"It is well-established that prior criminal conduct not resulting in a conviction may be considered by the sentencing judge." United States v. Lopez- Velasquez, 526 F.3d 804, 807 (5th Cir. 2008). A district court "may adopt the facts contained in a PSR "further inquiry if those facts have an adequate evidentiary basis with sufficient indicia of reliability and the defendant does not present rebuttal evidence or otherwise demonstrate that the information in the PSR is unreliable". United States v. Harris, 702 F.3d 226, 230 (5th Cir. 2012) (alteration, internal quotation marks, and citation omitted). And, it "may properly find sufficient reliability on a [PSR] which is based on the results of a police investigation". United States v. Fuentes, 775 F.3d 213, 220 (5th Cir. 2014) (internal quotation marks and citations omitted). On the other hand, a district court is not permitted to rely on a bare arrest record that refers only to the fact of an arrest and does not include information concerning the facts and circumstances of the conduct resulting in defendant's arrest. United States v. Windless, 719 F.3d 415, 420 (5th Cir. 2013).
The PSR did not rely on a bare arrest record. Ivory did not object to the inclusion of the other criminal offenses, and did not rebut the information in the PSR by showing it was unreliable. See Harris, 702 F.3d at 230. Accordingly, the court did not err by adopting the PSR without further inquiry, and by considering the offenses described in the PSR when deciding Ivory's sentence. See id.
To the extent he contends his sentence is substantively unreasonable, our review is for abuse of discretion because Ivory properly objected in district court. See Gall, 552 U.S. at 51. Ivory claims the court abused its discretion by imposing a sentence unreasonably disparate from that of his co-conspirator. As noted, the reasonableness of a sentence is reviewed for abuse of discretion. See Gall, 552 U.S. at 46.
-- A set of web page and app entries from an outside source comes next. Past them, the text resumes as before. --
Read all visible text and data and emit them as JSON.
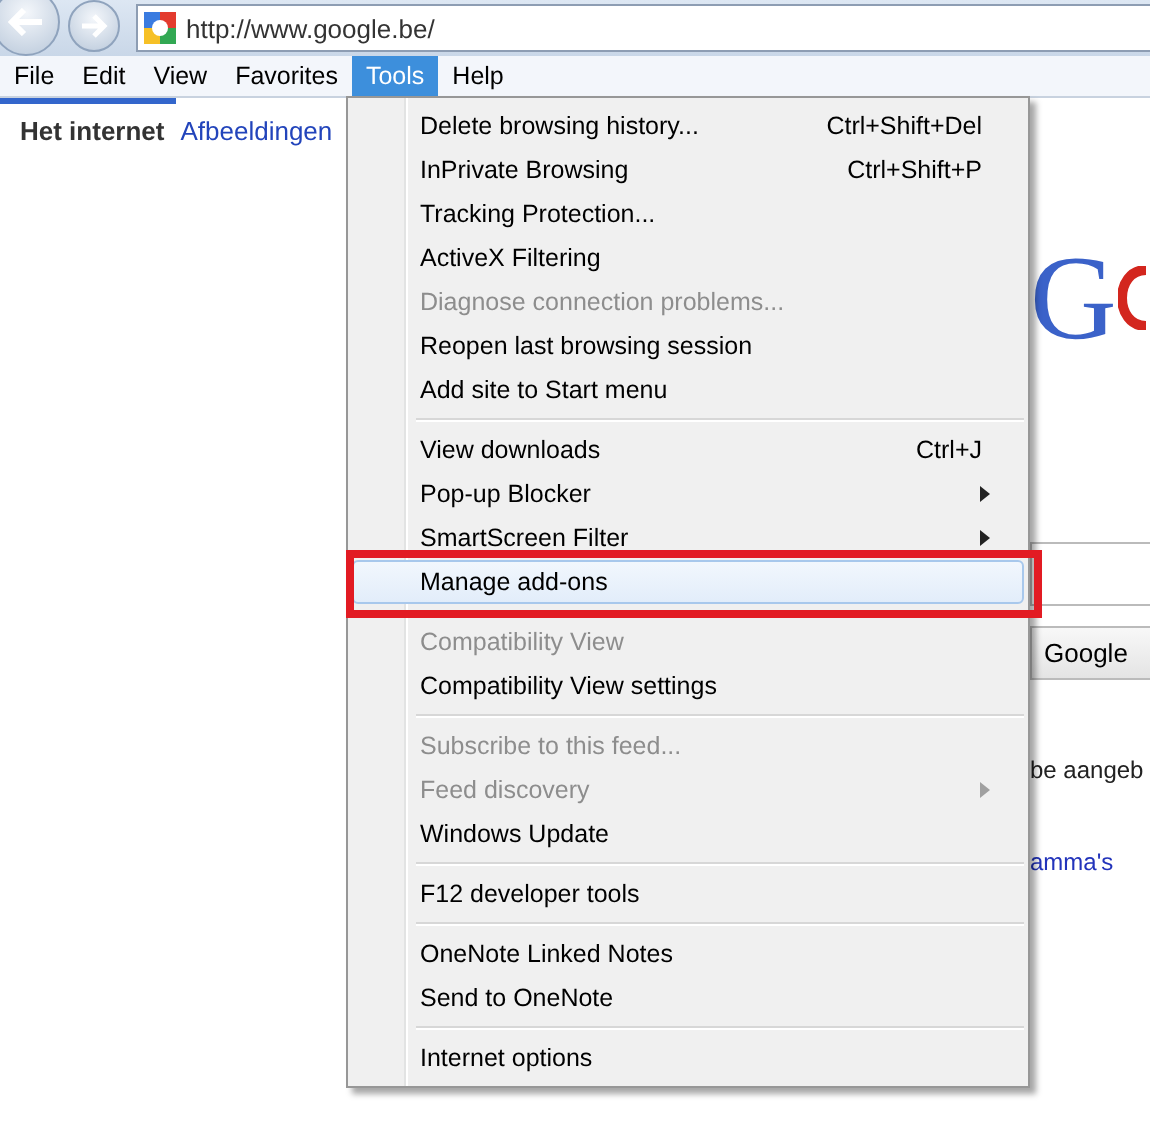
{
  "address_bar": {
    "url": "http://www.google.be/"
  },
  "menu_bar": [
    {
      "label": "File",
      "selected": false
    },
    {
      "label": "Edit",
      "selected": false
    },
    {
      "label": "View",
      "selected": false
    },
    {
      "label": "Favorites",
      "selected": false
    },
    {
      "label": "Tools",
      "selected": true
    },
    {
      "label": "Help",
      "selected": false
    }
  ],
  "page": {
    "nav": [
      {
        "label": "Het internet",
        "selected": true
      },
      {
        "label": "Afbeeldingen",
        "selected": false
      }
    ],
    "logo": "G",
    "search_button": "Google",
    "text": "be aangeb",
    "link": "amma's"
  },
  "tools_menu": [
    [
      {
        "label": "Delete browsing history...",
        "shortcut": "Ctrl+Shift+Del",
        "disabled": false,
        "selected": false
      },
      {
        "label": "InPrivate Browsing",
        "shortcut": "Ctrl+Shift+P",
        "disabled": false,
        "selected": false
      },
      {
        "label": "Tracking Protection...",
        "disabled": false,
        "selected": false
      },
      {
        "label": "ActiveX Filtering",
        "disabled": false,
        "selected": false
      },
      {
        "label": "Diagnose connection problems...",
        "disabled": true,
        "selected": false
      },
      {
        "label": "Reopen last browsing session",
        "disabled": false,
        "selected": false
      },
      {
        "label": "Add site to Start menu",
        "disabled": false,
        "selected": false
      }
    ],
    [
      {
        "label": "View downloads",
        "shortcut": "Ctrl+J",
        "disabled": false,
        "selected": false
      },
      {
        "label": "Pop-up Blocker",
        "disabled": false,
        "submenu": true,
        "selected": false
      },
      {
        "label": "SmartScreen Filter",
        "disabled": false,
        "submenu": true,
        "selected": false
      },
      {
        "label": "Manage add-ons",
        "disabled": false,
        "selected": true,
        "annotated": true
      }
    ],
    [
      {
        "label": "Compatibility View",
        "disabled": true,
        "selected": false
      },
      {
        "label": "Compatibility View settings",
        "disabled": false,
        "selected": false
      }
    ],
    [
      {
        "label": "Subscribe to this feed...",
        "disabled": true,
        "selected": false
      },
      {
        "label": "Feed discovery",
        "disabled": true,
        "submenu": true,
        "selected": false
      },
      {
        "label": "Windows Update",
        "disabled": false,
        "selected": false
      }
    ],
    [
      {
        "label": "F12 developer tools",
        "disabled": false,
        "selected": false
      }
    ],
    [
      {
        "label": "OneNote Linked Notes",
        "disabled": false,
        "selected": false
      },
      {
        "label": "Send to OneNote",
        "disabled": false,
        "selected": false
      }
    ],
    [
      {
        "label": "Internet options",
        "disabled": false,
        "selected": false
      }
    ]
  ]
}
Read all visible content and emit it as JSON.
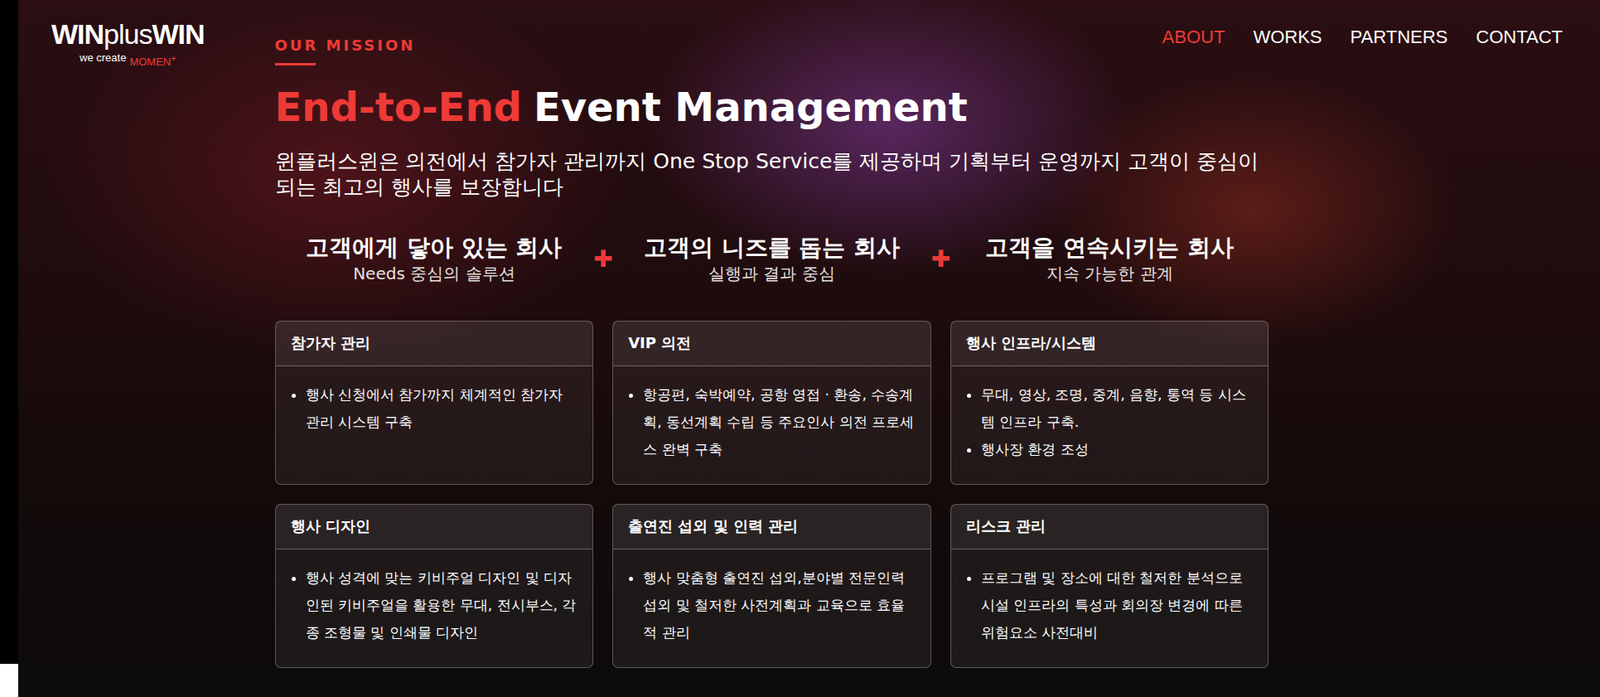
{
  "logo": {
    "name_bold_1": "WIN",
    "name_light": "plus",
    "name_bold_2": "WIN",
    "tagline": "we create",
    "tagline_accent": "MOMEN",
    "tagline_mark": "+"
  },
  "nav": [
    {
      "label": "ABOUT",
      "selected": true
    },
    {
      "label": "WORKS",
      "selected": false
    },
    {
      "label": "PARTNERS",
      "selected": false
    },
    {
      "label": "CONTACT",
      "selected": false
    }
  ],
  "section": {
    "eyebrow": "OUR MISSION",
    "title_accent": "End-to-End",
    "title_rest": "Event Management",
    "description": "윈플러스윈은 의전에서 참가자 관리까지 One Stop Service를 제공하며 기획부터 운영까지 고객이 중심이 되는 최고의 행사를 보장합니다"
  },
  "separator": "✚",
  "values": [
    {
      "title": "고객에게 닿아 있는 회사",
      "subtitle": "Needs 중심의 솔루션"
    },
    {
      "title": "고객의 니즈를 돕는 회사",
      "subtitle": "실행과 결과 중심"
    },
    {
      "title": "고객을 연속시키는 회사",
      "subtitle": "지속 가능한 관계"
    }
  ],
  "services": [
    {
      "title": "참가자 관리",
      "items": [
        "행사 신청에서 참가까지 체계적인 참가자 관리 시스템 구축"
      ]
    },
    {
      "title": "VIP 의전",
      "items": [
        "항공편, 숙박예약, 공항 영접 · 환송, 수송계획, 동선계획 수립 등 주요인사 의전 프로세스 완벽 구축"
      ]
    },
    {
      "title": "행사 인프라/시스템",
      "items": [
        "무대, 영상, 조명, 중계, 음향, 통역 등 시스템 인프라 구축.",
        "행사장 환경 조성"
      ]
    },
    {
      "title": "행사 디자인",
      "items": [
        "행사 성격에 맞는 키비주얼 디자인 및 디자인된 키비주얼을 활용한 무대, 전시부스, 각종 조형물 및 인쇄물 디자인"
      ]
    },
    {
      "title": "출연진 섭외 및 인력 관리",
      "items": [
        "행사 맞춤형 출연진 섭외,분야별 전문인력 섭외 및 철저한 사전계획과 교육으로 효율적 관리"
      ]
    },
    {
      "title": "리스크 관리",
      "items": [
        "프로그램 및 장소에 대한 철저한 분석으로 시설 인프라의 특성과 회의장 변경에 따른 위험요소 사전대비"
      ]
    }
  ]
}
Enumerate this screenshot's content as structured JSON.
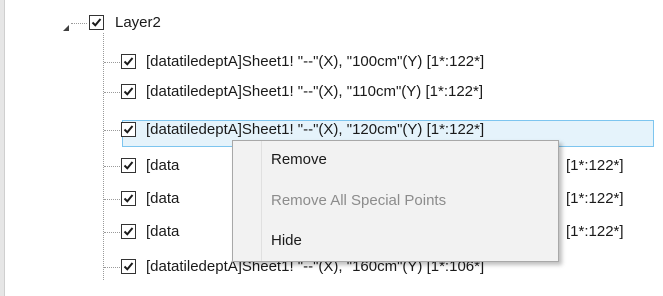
{
  "tree": {
    "layer": {
      "label": "Layer2",
      "checked": true,
      "expanded": true
    },
    "rows": [
      {
        "label": "[datatiledeptA]Sheet1! \"--\"(X), \"100cm\"(Y) [1*:122*]",
        "checked": true
      },
      {
        "label": "[datatiledeptA]Sheet1! \"--\"(X), \"110cm\"(Y) [1*:122*]",
        "checked": true
      },
      {
        "label": "[datatiledeptA]Sheet1! \"--\"(X), \"120cm\"(Y) [1*:122*]",
        "checked": true,
        "selected": true
      },
      {
        "label": "[data",
        "tail": "[1*:122*]",
        "checked": true
      },
      {
        "label": "[data",
        "tail": "[1*:122*]",
        "checked": true
      },
      {
        "label": "[data",
        "tail": "[1*:122*]",
        "checked": true
      },
      {
        "label": "[datatiledeptA]Sheet1! \"--\"(X), \"160cm\"(Y) [1*:106*]",
        "checked": true
      }
    ]
  },
  "context_menu": {
    "items": [
      {
        "label": "Remove",
        "enabled": true
      },
      {
        "label": "Remove All Special Points",
        "enabled": false
      },
      {
        "label": "Hide",
        "enabled": true
      }
    ]
  },
  "colors": {
    "selection_bg": "#e5f3fb",
    "selection_border": "#7dc5ef",
    "menu_bg": "#f2f2f2",
    "disabled_text": "#8c8c8c"
  }
}
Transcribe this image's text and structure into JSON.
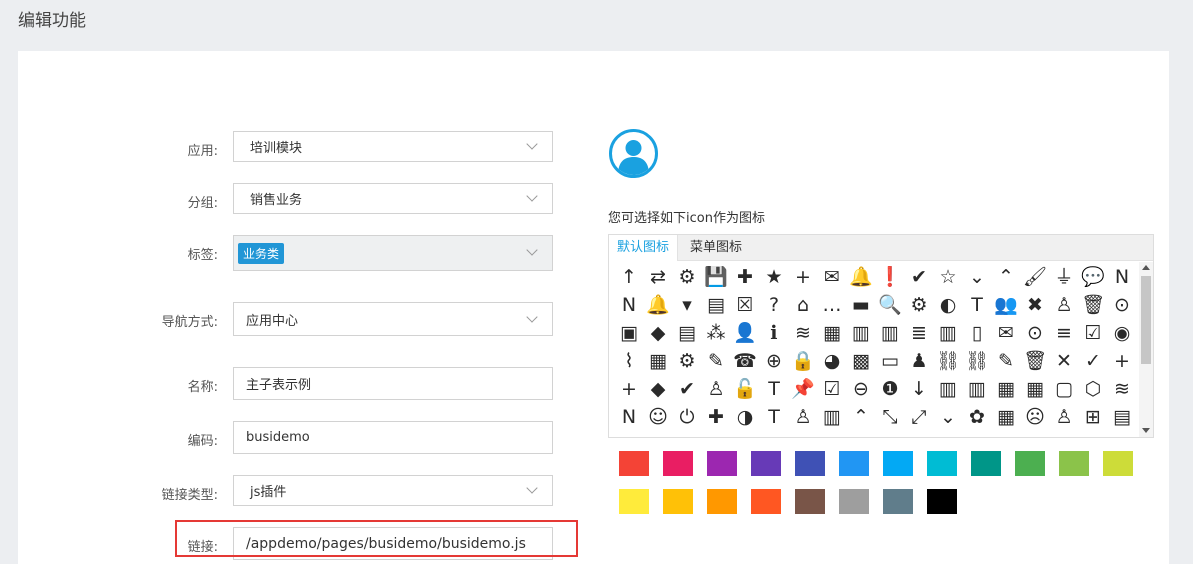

In reviewing a substantive-reasonableness challenge, our court "applies a rebuttable presumption of reasonableness to a properly calculated, within- [G]uidelines sentence, such as" Ivory's. United States v. Cooks, 589 F.3d 173, 186 (5th Cir. 2009). "The presumption is rebutted only upon a showing that the sentence does not account for a factor that should receive significant weight, it gives significant weight to an irrelevant or improper factor, or it represents a clear error of judgment in balancing sentencing factors." Id.; see 18 U.S.C. § 3553(a). Section 3553(a)(6) instructs the district court to consider "the need to avoid unwarranted sentence disparities among defendants with similar records who have been found guilty of similar conduct".
Ivory has not demonstrated he and his co-conspirator were similarly situated. See Cisneros-Gutierrez, 517 F.3d at 767. Therefore, the court did not abuse its discretion by failing to consider disparities in the sentences of similarly-situated offenders. See Gall, 552 U.S. at 46.